=== Source data ===

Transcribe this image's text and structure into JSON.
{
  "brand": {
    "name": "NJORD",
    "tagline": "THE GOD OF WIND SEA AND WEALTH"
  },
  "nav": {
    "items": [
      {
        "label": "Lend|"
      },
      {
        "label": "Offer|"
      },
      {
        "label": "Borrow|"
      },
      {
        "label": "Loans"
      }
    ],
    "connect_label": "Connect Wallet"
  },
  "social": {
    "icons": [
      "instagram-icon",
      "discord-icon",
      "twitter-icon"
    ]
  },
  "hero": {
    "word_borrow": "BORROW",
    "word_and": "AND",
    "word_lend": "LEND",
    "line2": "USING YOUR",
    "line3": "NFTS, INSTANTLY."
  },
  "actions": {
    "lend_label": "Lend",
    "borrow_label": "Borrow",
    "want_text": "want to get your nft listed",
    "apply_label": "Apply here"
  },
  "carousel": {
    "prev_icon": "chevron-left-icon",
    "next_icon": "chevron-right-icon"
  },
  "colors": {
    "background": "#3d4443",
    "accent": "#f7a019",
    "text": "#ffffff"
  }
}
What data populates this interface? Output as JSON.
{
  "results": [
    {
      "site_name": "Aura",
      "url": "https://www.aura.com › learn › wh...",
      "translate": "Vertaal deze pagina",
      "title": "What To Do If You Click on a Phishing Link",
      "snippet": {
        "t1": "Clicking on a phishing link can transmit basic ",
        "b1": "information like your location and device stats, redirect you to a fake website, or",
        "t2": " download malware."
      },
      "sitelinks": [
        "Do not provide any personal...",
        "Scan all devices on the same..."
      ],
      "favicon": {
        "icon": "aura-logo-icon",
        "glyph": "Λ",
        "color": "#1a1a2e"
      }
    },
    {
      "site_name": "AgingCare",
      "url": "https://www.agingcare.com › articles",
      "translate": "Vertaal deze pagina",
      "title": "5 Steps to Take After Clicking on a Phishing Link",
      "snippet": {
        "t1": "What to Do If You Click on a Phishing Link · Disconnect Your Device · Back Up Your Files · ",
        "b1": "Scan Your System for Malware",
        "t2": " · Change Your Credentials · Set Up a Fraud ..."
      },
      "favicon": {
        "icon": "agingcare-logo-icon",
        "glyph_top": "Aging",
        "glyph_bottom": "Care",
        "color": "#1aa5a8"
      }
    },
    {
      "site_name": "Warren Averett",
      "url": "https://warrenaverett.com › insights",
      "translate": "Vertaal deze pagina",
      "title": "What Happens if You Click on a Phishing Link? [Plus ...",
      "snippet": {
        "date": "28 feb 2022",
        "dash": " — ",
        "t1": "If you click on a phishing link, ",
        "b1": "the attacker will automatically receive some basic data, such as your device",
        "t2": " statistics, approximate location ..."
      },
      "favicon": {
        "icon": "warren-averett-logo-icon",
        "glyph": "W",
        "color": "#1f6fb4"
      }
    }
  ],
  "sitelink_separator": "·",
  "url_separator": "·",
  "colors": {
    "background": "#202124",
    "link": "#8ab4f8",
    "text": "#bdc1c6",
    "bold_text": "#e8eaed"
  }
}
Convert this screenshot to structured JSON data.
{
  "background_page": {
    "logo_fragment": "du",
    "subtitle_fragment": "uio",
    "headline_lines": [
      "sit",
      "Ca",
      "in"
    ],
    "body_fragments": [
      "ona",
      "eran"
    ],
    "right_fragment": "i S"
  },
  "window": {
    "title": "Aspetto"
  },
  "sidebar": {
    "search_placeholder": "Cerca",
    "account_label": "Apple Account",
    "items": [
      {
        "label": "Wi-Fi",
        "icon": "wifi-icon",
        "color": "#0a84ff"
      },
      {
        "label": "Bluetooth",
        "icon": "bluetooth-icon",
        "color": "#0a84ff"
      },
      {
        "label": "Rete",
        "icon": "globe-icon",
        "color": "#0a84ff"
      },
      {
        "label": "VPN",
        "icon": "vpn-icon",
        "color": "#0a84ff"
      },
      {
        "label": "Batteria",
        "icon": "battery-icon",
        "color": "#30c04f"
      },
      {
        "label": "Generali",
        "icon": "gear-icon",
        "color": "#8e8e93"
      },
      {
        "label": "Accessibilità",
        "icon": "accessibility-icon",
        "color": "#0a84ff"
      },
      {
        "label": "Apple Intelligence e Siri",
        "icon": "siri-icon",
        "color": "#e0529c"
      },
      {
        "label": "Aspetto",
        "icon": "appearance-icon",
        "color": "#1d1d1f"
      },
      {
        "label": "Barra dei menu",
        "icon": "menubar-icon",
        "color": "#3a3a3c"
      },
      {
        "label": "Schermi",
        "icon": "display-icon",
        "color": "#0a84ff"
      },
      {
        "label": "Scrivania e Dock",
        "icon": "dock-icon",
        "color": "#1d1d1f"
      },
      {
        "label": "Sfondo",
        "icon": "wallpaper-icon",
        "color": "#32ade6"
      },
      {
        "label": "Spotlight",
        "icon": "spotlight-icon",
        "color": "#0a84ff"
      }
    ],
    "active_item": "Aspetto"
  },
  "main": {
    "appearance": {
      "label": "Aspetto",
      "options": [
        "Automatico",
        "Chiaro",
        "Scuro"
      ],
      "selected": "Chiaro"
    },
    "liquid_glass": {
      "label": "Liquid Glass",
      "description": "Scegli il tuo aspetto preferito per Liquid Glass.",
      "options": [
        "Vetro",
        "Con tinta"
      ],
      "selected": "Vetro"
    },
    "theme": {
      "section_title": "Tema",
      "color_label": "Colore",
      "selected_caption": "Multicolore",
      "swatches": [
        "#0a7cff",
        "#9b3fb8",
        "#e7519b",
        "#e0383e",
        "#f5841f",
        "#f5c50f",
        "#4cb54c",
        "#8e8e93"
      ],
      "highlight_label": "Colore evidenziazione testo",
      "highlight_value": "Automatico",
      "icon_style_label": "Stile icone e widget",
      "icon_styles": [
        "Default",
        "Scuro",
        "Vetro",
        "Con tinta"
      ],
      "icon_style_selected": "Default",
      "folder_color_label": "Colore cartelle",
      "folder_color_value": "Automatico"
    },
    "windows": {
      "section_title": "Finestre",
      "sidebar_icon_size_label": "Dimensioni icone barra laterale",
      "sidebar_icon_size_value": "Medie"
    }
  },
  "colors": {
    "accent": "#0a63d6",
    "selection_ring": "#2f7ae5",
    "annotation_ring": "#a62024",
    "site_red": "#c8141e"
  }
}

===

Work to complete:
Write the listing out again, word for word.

Your solution:
Transcribe this image's text and structure into JSON.
{
  "brand": {
    "name": "NJORD",
    "tagline": "THE GOD OF WIND SEA AND WEALTH"
  },
  "nav": {
    "items": [
      {
        "label": "Lend|"
      },
      {
        "label": "Offer|"
      },
      {
        "label": "Borrow|"
      },
      {
        "label": "Loans"
      }
    ],
    "connect_label": "Connect Wallet"
  },
  "social": {
    "icons": [
      "instagram-icon",
      "discord-icon",
      "twitter-icon"
    ]
  },
  "hero": {
    "word_borrow": "BORROW",
    "word_and": "AND",
    "word_lend": "LEND",
    "line2": "USING YOUR",
    "line3": "NFTS, INSTANTLY."
  },
  "actions": {
    "lend_label": "Lend",
    "borrow_label": "Borrow",
    "want_text": "want to get your nft listed",
    "apply_label": "Apply here"
  },
  "carousel": {
    "prev_icon": "chevron-left-icon",
    "next_icon": "chevron-right-icon"
  },
  "colors": {
    "background": "#3d4443",
    "accent": "#f7a019",
    "text": "#ffffff"
  }
}
What data populates this interface? Output as JSON.
{
  "results": [
    {
      "site_name": "Aura",
      "url": "https://www.aura.com › learn › wh...",
      "translate": "Vertaal deze pagina",
      "title": "What To Do If You Click on a Phishing Link",
      "snippet": {
        "t1": "Clicking on a phishing link can transmit basic ",
        "b1": "information like your location and device stats, redirect you to a fake website, or",
        "t2": " download malware."
      },
      "sitelinks": [
        "Do not provide any personal...",
        "Scan all devices on the same..."
      ],
      "favicon": {
        "icon": "aura-logo-icon",
        "glyph": "Λ",
        "color": "#1a1a2e"
      }
    },
    {
      "site_name": "AgingCare",
      "url": "https://www.agingcare.com › articles",
      "translate": "Vertaal deze pagina",
      "title": "5 Steps to Take After Clicking on a Phishing Link",
      "snippet": {
        "t1": "What to Do If You Click on a Phishing Link · Disconnect Your Device · Back Up Your Files · ",
        "b1": "Scan Your System for Malware",
        "t2": " · Change Your Credentials · Set Up a Fraud ..."
      },
      "favicon": {
        "icon": "agingcare-logo-icon",
        "glyph_top": "Aging",
        "glyph_bottom": "Care",
        "color": "#1aa5a8"
      }
    },
    {
      "site_name": "Warren Averett",
      "url": "https://warrenaverett.com › insights",
      "translate": "Vertaal deze pagina",
      "title": "What Happens if You Click on a Phishing Link? [Plus ...",
      "snippet": {
        "date": "28 feb 2022",
        "dash": " — ",
        "t1": "If you click on a phishing link, ",
        "b1": "the attacker will automatically receive some basic data, such as your device",
        "t2": " statistics, approximate location ..."
      },
      "favicon": {
        "icon": "warren-averett-logo-icon",
        "glyph": "W",
        "color": "#1f6fb4"
      }
    }
  ],
  "sitelink_separator": "·",
  "url_separator": "·",
  "colors": {
    "background": "#202124",
    "link": "#8ab4f8",
    "text": "#bdc1c6",
    "bold_text": "#e8eaed"
  }
}
Convert this screenshot to structured JSON data.
{
  "background_page": {
    "logo_fragment": "du",
    "subtitle_fragment": "uio",
    "headline_lines": [
      "sit",
      "Ca",
      "in"
    ],
    "body_fragments": [
      "ona",
      "eran"
    ],
    "right_fragment": "i S"
  },
  "window": {
    "title": "Aspetto"
  },
  "sidebar": {
    "search_placeholder": "Cerca",
    "account_label": "Apple Account",
    "items": [
      {
        "label": "Wi-Fi",
        "icon": "wifi-icon",
        "color": "#0a84ff"
      },
      {
        "label": "Bluetooth",
        "icon": "bluetooth-icon",
        "color": "#0a84ff"
      },
      {
        "label": "Rete",
        "icon": "globe-icon",
        "color": "#0a84ff"
      },
      {
        "label": "VPN",
        "icon": "vpn-icon",
        "color": "#0a84ff"
      },
      {
        "label": "Batteria",
        "icon": "battery-icon",
        "color": "#30c04f"
      },
      {
        "label": "Generali",
        "icon": "gear-icon",
        "color": "#8e8e93"
      },
      {
        "label": "Accessibilità",
        "icon": "accessibility-icon",
        "color": "#0a84ff"
      },
      {
        "label": "Apple Intelligence e Siri",
        "icon": "siri-icon",
        "color": "#e0529c"
      },
      {
        "label": "Aspetto",
        "icon": "appearance-icon",
        "color": "#1d1d1f"
      },
      {
        "label": "Barra dei menu",
        "icon": "menubar-icon",
        "color": "#3a3a3c"
      },
      {
        "label": "Schermi",
        "icon": "display-icon",
        "color": "#0a84ff"
      },
      {
        "label": "Scrivania e Dock",
        "icon": "dock-icon",
        "color": "#1d1d1f"
      },
      {
        "label": "Sfondo",
        "icon": "wallpaper-icon",
        "color": "#32ade6"
      },
      {
        "label": "Spotlight",
        "icon": "spotlight-icon",
        "color": "#0a84ff"
      }
    ],
    "active_item": "Aspetto"
  },
  "main": {
    "appearance": {
      "label": "Aspetto",
      "options": [
        "Automatico",
        "Chiaro",
        "Scuro"
      ],
      "selected": "Chiaro"
    },
    "liquid_glass": {
      "label": "Liquid Glass",
      "description": "Scegli il tuo aspetto preferito per Liquid Glass.",
      "options": [
        "Vetro",
        "Con tinta"
      ],
      "selected": "Vetro"
    },
    "theme": {
      "section_title": "Tema",
      "color_label": "Colore",
      "selected_caption": "Multicolore",
      "swatches": [
        "#0a7cff",
        "#9b3fb8",
        "#e7519b",
        "#e0383e",
        "#f5841f",
        "#f5c50f",
        "#4cb54c",
        "#8e8e93"
      ],
      "highlight_label": "Colore evidenziazione testo",
      "highlight_value": "Automatico",
      "icon_style_label": "Stile icone e widget",
      "icon_styles": [
        "Default",
        "Scuro",
        "Vetro",
        "Con tinta"
      ],
      "icon_style_selected": "Default",
      "folder_color_label": "Colore cartelle",
      "folder_color_value": "Automatico"
    },
    "windows": {
      "section_title": "Finestre",
      "sidebar_icon_size_label": "Dimensioni icone barra laterale",
      "sidebar_icon_size_value": "Medie"
    }
  },
  "colors": {
    "accent": "#0a63d6",
    "selection_ring": "#2f7ae5",
    "annotation_ring": "#a62024",
    "site_red": "#c8141e"
  }
}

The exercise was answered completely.